  • Inclination: I can promote student input on the type and nature of the assessment, teaching them to self-evaluate on their internal scale
  • Sensitivity: I can help model this dimension by channeling their inputs to find the appropriate time and method to chart their journey
  • Capability: I must learn all I can about assessments so I have many more tools in my toolbox. I do not have to know every answer about assessments; but I should know where to find them.
  • Commitment: I must be willing to explore my own work, analyze and modify for successful learning and communication. That includes assessments and structure I set in place. At the end of the day, I am responsible, whether or not I share the journey with students.
  • Policy: If when the going gets tough, I shift to other, less productive habits or assessments, the whole bubble bursts. Teaching teenagers is tough. They expect and demand that you walk the talk.

Costa, A. (2008). Describing the habits of mind. In A. Costa & B. Kallick (Eds.), Learning and leading with habits of mind: 16 essential characteristics for success. (2008). Alexandria, Va: Association for Supervision and Curriculum Development. Retrieved from http://www.ascd.org/publications/books/108008/chapters/Describing-the-Habits-of-Mind.aspx

School Evaluation Summary

This assignment was actually quite challenging for me. Early on, I wrote Heads of School for two boarding schools seeking assistance and permission on this project. I also sought permission from the local high school. None of the senior administrators replied. I was shocked; but, moved ahead. I sought help from next-level administrators and received a reply from only one. That occurred only after soliciting help from the administrative secretaries. Still none offered help until after the first of the new year.

Eventually, rather than use ancient data, I solicited help from a few faculty members, the head of IT and a secretary at one of the boarding schools originally on my radar. Not being currently employed made this task more challenging that it was likely intended to be and added a layer of frustration as the semester winds down.

From an administrative standpoint, this was an enlightening assignment, forcing the evaluator to get to the marrow of each skeletal element of an organization’s use and incorporation of technology. I can see having to make just such an analysis once employed as a Technology Integration Specialist. It would help many stakeholders see vantage points they do not often take.
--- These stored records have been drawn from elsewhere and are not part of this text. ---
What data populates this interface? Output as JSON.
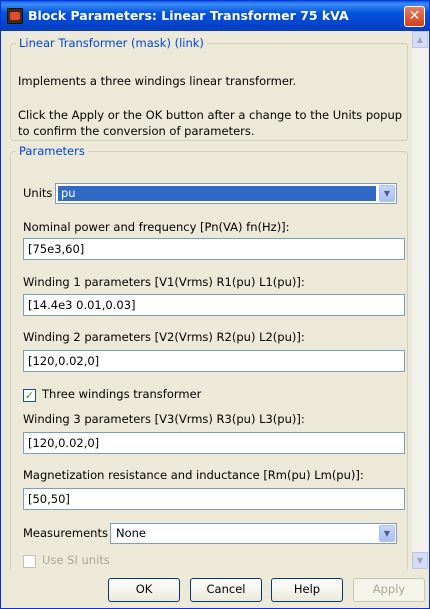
{
  "window": {
    "title": "Block Parameters: Linear Transformer 75 kVA",
    "close_glyph": "✕"
  },
  "mask_panel": {
    "legend": "Linear Transformer (mask) (link)",
    "description_line1": "Implements a three windings linear transformer.",
    "description_line2": "Click the Apply or the OK button after a change to the Units popup",
    "description_line3": "to confirm the conversion of parameters."
  },
  "parameters": {
    "legend": "Parameters",
    "units_label": "Units",
    "units_value": "pu",
    "nominal_label": "Nominal power and frequency [Pn(VA) fn(Hz)]:",
    "nominal_value": "[75e3,60]",
    "winding1_label": "Winding 1 parameters [V1(Vrms) R1(pu) L1(pu)]:",
    "winding1_value": "[14.4e3 0.01,0.03]",
    "winding2_label": "Winding 2 parameters [V2(Vrms) R2(pu) L2(pu)]:",
    "winding2_value": "[120,0.02,0]",
    "three_windings_label": "Three windings transformer",
    "three_windings_checked": true,
    "winding3_label": "Winding 3 parameters [V3(Vrms) R3(pu) L3(pu)]:",
    "winding3_value": "[120,0.02,0]",
    "magnetization_label": "Magnetization resistance and inductance [Rm(pu) Lm(pu)]:",
    "magnetization_value": "[50,50]",
    "measurements_label": "Measurements",
    "measurements_value": "None",
    "si_units_label": "Use SI units",
    "si_units_checked": false
  },
  "buttons": {
    "ok": "OK",
    "cancel": "Cancel",
    "help": "Help",
    "apply": "Apply"
  },
  "icons": {
    "app": "simulink-block-icon",
    "close": "close-icon",
    "dropdown": "chevron-down-icon",
    "check": "checkmark-icon"
  },
  "colors": {
    "titlebar": "#0453dd",
    "legend_text": "#0046d5",
    "selection": "#316ac5",
    "dialog_bg": "#ece9d8"
  }
}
Certainly, this study offers a view of every aspect of the organization and how to best focus on a plan moving forward. Simply saying, “We need X.” is not enough in today’s economy. Seeing such an analysis opens the door to dialogue to a unified plan of action for the betterment of the future.

This assignment meets the following AECT Standards: Standard 4.2 Resource Management, 5.1 Problem Analysis, 5.2 Criterion-Referenced Measurement, 5.3 Formative and Summative Evaluation and 5.4 Long-Range Planning. Using unbiased measurement, identifying problems, analyzing resources and making evaluations and recommendations are crucial to any long-range plan. All stakeholders need to see the issues and agree before working together within the document to reach for solutions and setting goals for the future.
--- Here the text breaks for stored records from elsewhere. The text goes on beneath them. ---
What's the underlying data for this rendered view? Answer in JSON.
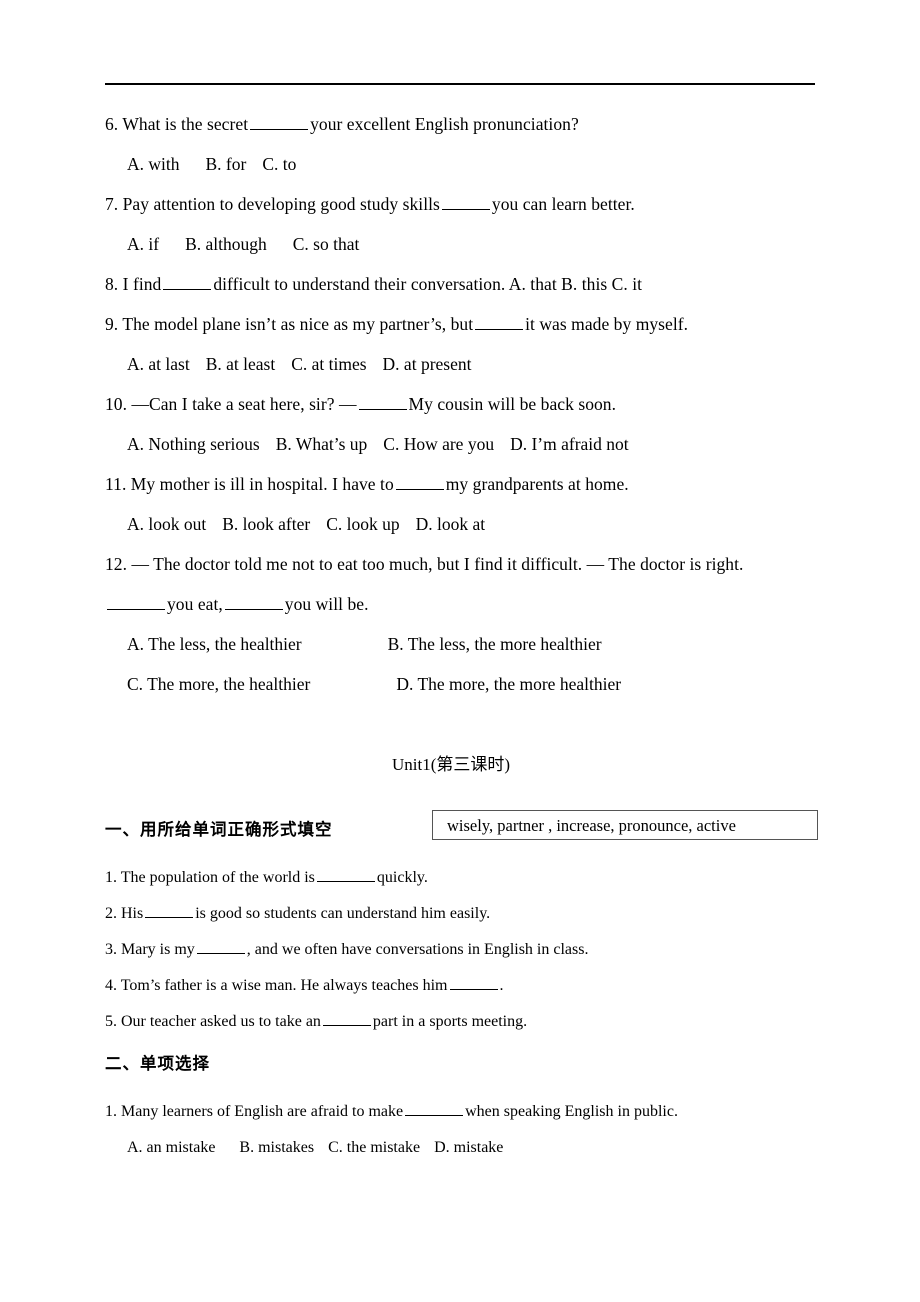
{
  "document": {
    "type": "worksheet",
    "horizontal_rule": true
  },
  "section_top": {
    "questions": [
      {
        "stem_before": "6. What is the secret",
        "stem_after": "your excellent English pronunciation?",
        "blank": "medium",
        "options": [
          "A. with",
          "B. for",
          "C. to"
        ]
      },
      {
        "stem_before": "7. Pay attention to developing good study skills",
        "stem_after": "you can learn better.",
        "blank": "medium",
        "options": [
          "A. if",
          "B. although",
          "C. so that"
        ]
      },
      {
        "stem_before": "8. I find",
        "stem_after": "difficult to understand their conversation. A. that   B. this   C. it",
        "blank": "medium",
        "options": []
      },
      {
        "stem_before": "9. The model plane isn’t as nice as my partner’s, but",
        "stem_after": "it was made by myself.",
        "blank": "medium",
        "options": [
          "A. at last",
          "B. at least",
          "C. at times",
          "D. at present"
        ]
      },
      {
        "stem_before": "10. —Can I take a seat here, sir?  —",
        "stem_after": "My cousin will be back soon.",
        "blank": "medium",
        "options": [
          "A. Nothing serious",
          "B. What’s up",
          "C. How are you",
          "D. I’m afraid not"
        ]
      },
      {
        "stem_before": "11. My mother is ill in hospital. I have to",
        "stem_after": "my grandparents at home.",
        "blank": "medium",
        "options": [
          "A. look out",
          "B. look after",
          "C. look up",
          "D. look at"
        ]
      }
    ],
    "question12": {
      "line1": "12. — The doctor told me not to eat too much, but I find it difficult. — The doctor is right.",
      "line2_mid": "you eat,",
      "line2_end": "you will be.",
      "options_row1": [
        "A. The less, the healthier",
        "B. The less, the more healthier"
      ],
      "options_row2": [
        "C. The more, the healthier",
        "D. The more, the more healthier"
      ]
    }
  },
  "unit": {
    "title": "Unit1(第三课时)"
  },
  "section_one": {
    "heading": "一、用所给单词正确形式填空",
    "word_bank": "wisely,   partner , increase, pronounce,  active",
    "items": [
      {
        "before": "1. The population of the world is",
        "after": "quickly."
      },
      {
        "before": "2. His",
        "after": "is good so students can understand him easily."
      },
      {
        "before": "3. Mary is my",
        "after": ", and we often have conversations in English in class."
      },
      {
        "before": "4. Tom’s father is a wise man. He always teaches him",
        "after": "."
      },
      {
        "before": "5. Our teacher  asked us to take an",
        "after": "part in a sports meeting."
      }
    ]
  },
  "section_two": {
    "heading": "二、单项选择",
    "questions": [
      {
        "stem_before": "1. Many learners of English are afraid to make",
        "stem_after": "when speaking English in public.",
        "options": [
          "A. an mistake",
          "B. mistakes",
          "C. the mistake",
          "D. mistake"
        ]
      }
    ]
  }
}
Link to Maturity Benchmark Survey – http://tinyurl.com/MBenchmarkSurvey

Link to full-size evaluation document – http://tinyurl.com/SchoolEvaluationDMB